So many Catholic churches have been closing over the past decade in Buffalo (as in all of western and central NY from what I have seen), so it is a nice idea to give the building new life again.  So many of the closed churches are just crumbling to the ground due to the rules the church has put on who can purchase them.  It is so sad to see the lifeless buildings, particularly those people want to purchase but are not allowed to.

The problem, however, is summed up in the following quote by Buffalo Council President David Franczyk, "You can't strip-mine a city's historic heritage."  Can you imagine finding out your ancestor went to this church.  He was baptized, married and buried there, but to see it you have to go to Atlanta?

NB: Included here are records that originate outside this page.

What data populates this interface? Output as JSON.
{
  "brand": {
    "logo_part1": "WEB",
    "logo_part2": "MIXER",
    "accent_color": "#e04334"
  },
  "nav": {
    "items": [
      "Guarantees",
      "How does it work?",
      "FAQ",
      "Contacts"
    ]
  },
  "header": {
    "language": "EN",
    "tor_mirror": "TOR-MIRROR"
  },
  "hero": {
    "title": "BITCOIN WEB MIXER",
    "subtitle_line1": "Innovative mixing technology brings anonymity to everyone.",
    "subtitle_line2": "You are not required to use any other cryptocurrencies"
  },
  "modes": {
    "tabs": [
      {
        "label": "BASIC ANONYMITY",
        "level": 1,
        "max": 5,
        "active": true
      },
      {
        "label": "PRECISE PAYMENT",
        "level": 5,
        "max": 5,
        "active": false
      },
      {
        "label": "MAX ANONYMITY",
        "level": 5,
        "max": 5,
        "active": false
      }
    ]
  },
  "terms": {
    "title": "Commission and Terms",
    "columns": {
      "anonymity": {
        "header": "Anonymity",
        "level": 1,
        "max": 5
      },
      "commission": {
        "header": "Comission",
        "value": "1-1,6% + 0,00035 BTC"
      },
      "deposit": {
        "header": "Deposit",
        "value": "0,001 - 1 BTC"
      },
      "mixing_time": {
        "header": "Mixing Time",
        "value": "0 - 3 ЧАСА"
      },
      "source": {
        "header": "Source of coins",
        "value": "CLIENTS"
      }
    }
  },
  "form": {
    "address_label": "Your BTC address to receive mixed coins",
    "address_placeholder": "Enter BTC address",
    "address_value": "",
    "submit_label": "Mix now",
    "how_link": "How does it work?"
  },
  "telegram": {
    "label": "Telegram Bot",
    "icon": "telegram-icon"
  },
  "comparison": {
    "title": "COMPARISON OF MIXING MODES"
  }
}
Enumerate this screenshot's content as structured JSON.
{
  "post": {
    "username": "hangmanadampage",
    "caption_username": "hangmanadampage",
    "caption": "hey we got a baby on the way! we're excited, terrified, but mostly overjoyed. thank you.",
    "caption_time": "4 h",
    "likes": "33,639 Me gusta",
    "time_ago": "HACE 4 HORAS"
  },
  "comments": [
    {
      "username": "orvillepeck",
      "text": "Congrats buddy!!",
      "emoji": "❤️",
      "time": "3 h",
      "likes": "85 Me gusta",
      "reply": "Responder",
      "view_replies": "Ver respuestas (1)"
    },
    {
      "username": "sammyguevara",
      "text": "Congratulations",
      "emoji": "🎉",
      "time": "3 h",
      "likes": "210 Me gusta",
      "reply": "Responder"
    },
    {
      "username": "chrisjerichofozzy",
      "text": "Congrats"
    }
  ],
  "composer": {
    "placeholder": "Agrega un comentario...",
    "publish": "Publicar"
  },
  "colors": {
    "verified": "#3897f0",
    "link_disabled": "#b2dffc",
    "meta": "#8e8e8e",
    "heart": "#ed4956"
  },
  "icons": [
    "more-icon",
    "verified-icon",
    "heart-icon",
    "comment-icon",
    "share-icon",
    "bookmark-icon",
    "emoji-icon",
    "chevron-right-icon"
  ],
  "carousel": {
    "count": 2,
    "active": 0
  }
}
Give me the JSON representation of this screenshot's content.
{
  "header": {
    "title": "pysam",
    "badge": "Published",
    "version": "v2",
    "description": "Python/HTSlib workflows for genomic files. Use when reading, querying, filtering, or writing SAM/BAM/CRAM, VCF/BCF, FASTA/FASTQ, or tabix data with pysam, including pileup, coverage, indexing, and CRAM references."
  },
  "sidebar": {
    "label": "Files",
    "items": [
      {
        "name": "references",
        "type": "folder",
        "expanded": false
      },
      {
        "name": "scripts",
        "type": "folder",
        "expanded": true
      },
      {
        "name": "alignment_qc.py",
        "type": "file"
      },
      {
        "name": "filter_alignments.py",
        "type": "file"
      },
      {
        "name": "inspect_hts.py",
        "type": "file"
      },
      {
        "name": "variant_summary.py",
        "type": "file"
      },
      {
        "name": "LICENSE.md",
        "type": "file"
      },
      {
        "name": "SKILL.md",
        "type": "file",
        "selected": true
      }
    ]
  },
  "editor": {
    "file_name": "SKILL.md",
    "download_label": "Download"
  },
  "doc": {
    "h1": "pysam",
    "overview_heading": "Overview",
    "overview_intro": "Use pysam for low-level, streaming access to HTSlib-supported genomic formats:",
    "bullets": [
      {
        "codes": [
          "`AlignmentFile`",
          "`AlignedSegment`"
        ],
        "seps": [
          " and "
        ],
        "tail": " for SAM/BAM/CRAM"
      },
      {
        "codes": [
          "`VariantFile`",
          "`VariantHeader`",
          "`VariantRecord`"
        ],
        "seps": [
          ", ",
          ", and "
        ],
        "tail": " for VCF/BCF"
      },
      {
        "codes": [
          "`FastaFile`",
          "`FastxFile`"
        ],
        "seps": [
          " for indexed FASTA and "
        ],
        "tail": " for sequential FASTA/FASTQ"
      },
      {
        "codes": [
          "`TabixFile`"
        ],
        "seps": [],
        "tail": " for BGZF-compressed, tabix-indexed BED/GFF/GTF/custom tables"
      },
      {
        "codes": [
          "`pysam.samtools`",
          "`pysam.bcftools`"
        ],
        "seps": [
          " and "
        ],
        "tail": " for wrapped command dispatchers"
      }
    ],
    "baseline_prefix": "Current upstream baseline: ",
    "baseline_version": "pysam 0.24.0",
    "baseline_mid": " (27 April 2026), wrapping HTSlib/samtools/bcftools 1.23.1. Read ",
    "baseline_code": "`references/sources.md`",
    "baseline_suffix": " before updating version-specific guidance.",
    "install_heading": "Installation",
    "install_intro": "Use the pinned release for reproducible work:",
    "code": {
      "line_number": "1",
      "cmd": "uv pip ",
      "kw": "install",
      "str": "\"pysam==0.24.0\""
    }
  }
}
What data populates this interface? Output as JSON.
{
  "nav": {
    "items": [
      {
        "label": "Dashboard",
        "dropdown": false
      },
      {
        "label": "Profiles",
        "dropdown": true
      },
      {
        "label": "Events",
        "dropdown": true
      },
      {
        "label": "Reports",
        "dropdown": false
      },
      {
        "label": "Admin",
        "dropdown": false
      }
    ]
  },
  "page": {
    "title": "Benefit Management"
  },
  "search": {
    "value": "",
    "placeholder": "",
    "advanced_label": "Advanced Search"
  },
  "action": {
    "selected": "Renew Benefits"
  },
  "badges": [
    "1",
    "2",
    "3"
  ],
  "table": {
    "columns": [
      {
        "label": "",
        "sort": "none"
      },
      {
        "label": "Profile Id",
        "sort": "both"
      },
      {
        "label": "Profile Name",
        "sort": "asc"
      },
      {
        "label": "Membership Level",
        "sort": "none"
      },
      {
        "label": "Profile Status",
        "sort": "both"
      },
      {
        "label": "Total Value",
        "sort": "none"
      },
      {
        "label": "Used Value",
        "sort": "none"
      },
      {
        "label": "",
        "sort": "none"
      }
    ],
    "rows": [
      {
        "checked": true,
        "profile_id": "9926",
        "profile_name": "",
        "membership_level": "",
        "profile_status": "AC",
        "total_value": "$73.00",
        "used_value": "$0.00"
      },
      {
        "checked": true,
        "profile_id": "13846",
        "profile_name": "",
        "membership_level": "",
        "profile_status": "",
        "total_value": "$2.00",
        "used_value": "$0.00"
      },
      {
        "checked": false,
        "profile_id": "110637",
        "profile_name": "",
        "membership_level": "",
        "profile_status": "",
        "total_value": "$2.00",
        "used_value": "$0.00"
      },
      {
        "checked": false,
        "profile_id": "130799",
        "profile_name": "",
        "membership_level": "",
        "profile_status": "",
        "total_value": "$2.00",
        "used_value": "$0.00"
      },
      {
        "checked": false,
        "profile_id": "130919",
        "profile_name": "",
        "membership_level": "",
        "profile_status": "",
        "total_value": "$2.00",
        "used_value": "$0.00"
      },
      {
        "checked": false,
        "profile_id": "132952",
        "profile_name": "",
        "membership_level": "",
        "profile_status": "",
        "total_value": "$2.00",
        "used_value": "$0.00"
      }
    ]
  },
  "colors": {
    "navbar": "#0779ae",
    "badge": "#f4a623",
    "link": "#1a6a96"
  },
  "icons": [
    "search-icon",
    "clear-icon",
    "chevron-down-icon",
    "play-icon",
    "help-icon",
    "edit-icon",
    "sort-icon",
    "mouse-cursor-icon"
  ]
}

This is one of those questions that has no easy answer.  Do you let the building stay in Buffalo and rot or give it new life hundreds of miles away.  If you say move it, which is an understandable position, what happens when they want another of our buildings?  Then another and another, going down a slippery slope, until the heritage of a city has all been shipped away, one brick at a time?

Personally, I like the idea of giving the building new life, I just hate that to do so it needs to be moved so far away.  As the citizens of Buffalo continually flock south, to areas with more jobs, lower taxes and less snow, do we really want to see our buildings do the same?  If the church stays in Buffalo will it just rot until it is one more condemned building to deal with?  It is much harder to answer when church is from the city I am from, one that I love and wish to return to someday.  I look forward to your remarks and beliefs on this.

To read the entire article, go here.

Tuesday, June 1, 2010

Tombstone Tuesday: Marienkirche, Rostock, Germany Part 2

Here are more tombstones from Marienkirche.  I also posted some last week.

[caption id="attachment_402" align="alignnone" width="300" caption="Top of crypt"]
Top of crypt[/caption]

Bottom of crypt

Closeup of Skeleton
Closeup of Skeleton

[caption id="attachment_408" align="alignnone" width="225" caption="Interesting tombstone carving"]Interesting carving[/caption]

[caption id="attachment_405" align="alignnone" width="225" caption="Interesting Tombstone"]Tombstone[/caption]

Back to Basic: July

July went quick! GRIP  went virtual! I attended (most) of the sessions in Documentation and then continued my citation work with my ProGen a...